Losey sympathised strongly with left-wing politics, but as these films illustrate, he was far too subtle and talented a director to drift into outright polemic. Not that he could be blamed if he had, given his early experiences in Hollywood. Arriving there in his mid-thirties after working in both commercial and avant-garde theatre and radio, he established a reputation as an intellectual. He made a number of short films, and, with his friend Bertolt Brecht, co-directed Charles Laughton in the original US production of Galileo, before making his 1948 feature debut, The Boy With Green Hair. A fable about an outsider faced with prejudice, the movie was initially shelved by a studio in flight from the growing McCarthyite atmosphere in the industry. Eventually, Losey was investigated by the House UnAmerican Activities Committee for his alleged ties to the Communist Party. He was blacklisted, fled to England and found work initially under various pseudonyms.

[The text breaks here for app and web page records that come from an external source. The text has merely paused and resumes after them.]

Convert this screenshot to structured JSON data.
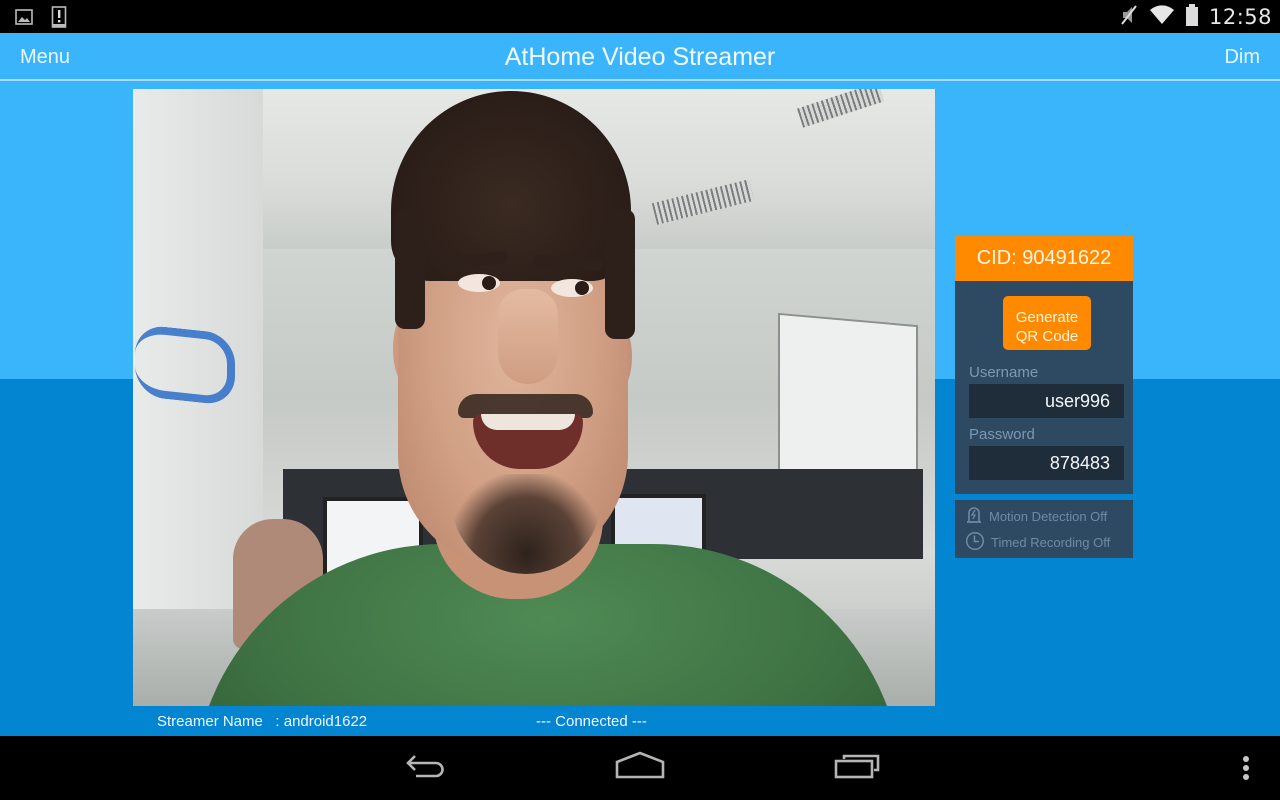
{
  "status_bar": {
    "left_icons": [
      "gallery-notification-icon",
      "alert-notification-icon"
    ],
    "right_icons": [
      "muted-icon",
      "wifi-icon",
      "battery-icon"
    ],
    "time": "12:58"
  },
  "action_bar": {
    "menu_label": "Menu",
    "title": "AtHome Video Streamer",
    "dim_label": "Dim"
  },
  "video": {
    "description": "Live camera preview"
  },
  "footer": {
    "streamer_name_label": "Streamer Name",
    "streamer_name_separator": ":",
    "streamer_name_value": "android1622",
    "connection_status": "--- Connected ---"
  },
  "cid_panel": {
    "cid_label": "CID: 90491622",
    "qr_button_line1": "Generate",
    "qr_button_line2": "QR Code",
    "username_label": "Username",
    "username_value": "user996",
    "password_label": "Password",
    "password_value": "878483"
  },
  "status_panel": {
    "motion_detection": "Motion Detection Off",
    "timed_recording": "Timed Recording Off"
  },
  "nav_bar": {
    "buttons": [
      "back-icon",
      "home-icon",
      "recent-apps-icon",
      "overflow-menu-icon"
    ]
  },
  "colors": {
    "accent_orange": "#ff8a00",
    "action_bar_blue": "#3ab5fc",
    "lower_blue": "#0385d1",
    "panel_navy": "#2e4a62",
    "field_dark": "#1f2d3b"
  }
}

The critic and film historian Philip French has said that Losey’s arrival here was the greatest thing to happen to British cinema in the 1950s. Some of the films he made before his reputation was consolidated with The Servant in 1963 are indeed among his best; titles such as The Sleeping Tiger, The Criminal and Eve have largely fallen from public view, which might also account for his uncertain status now (and which, by putting the emphasis on the first half of his career, the NFT is presumably aiming to put right). His reputation has also not been helped by the fact that in later years he made some spectacularly bad ones: Modesty Blaise, a ridiculous spy spoof, is all but unwatchable, and the disastrous Boom! — an adaptation of a Tennessee Williams play starring Elizabeth Taylor and Noel Coward — is beloved only by the dreary aficionados of camp and bad cinema.
But Losey should be forgiven these. At the very least, they are evidence that however strong his political beliefs, he was not straight-jacketed by them in the way that Ken Loach is. His characters are not mouthpieces and his best films can be savoured by those unaware of his experiences or worldview. They reflect the complexities of their time, rather than providing clean sheets on which a set of principles can be written. The power-play between Dirk Bogarde’s manservant and James Fox’s weak aristocrat in The Servant perfectly illustrates this: as an artistic reflection of the crumbling social structure of the time it has become emblematic, but it is just as importantly an exploration of personal and sexual motivation, and can be read as such by those for whom the Profumo era is as distant as Magna Carta.
Losey was by all accounts a personally difficult man, but there is also evidence in his work of a certain pessimism: the least manipulative character in Accident — Michael York’s aristocratic young student — ends up dead, while those around him stew in a juice of hidden desires and personal agendas. This, ironically given Losey’s politics, can make his work appealing to some conservatives. He is unpredictable — unbrandable — which is why his best films should continue to be seen and considered by thoughtful people everywhere.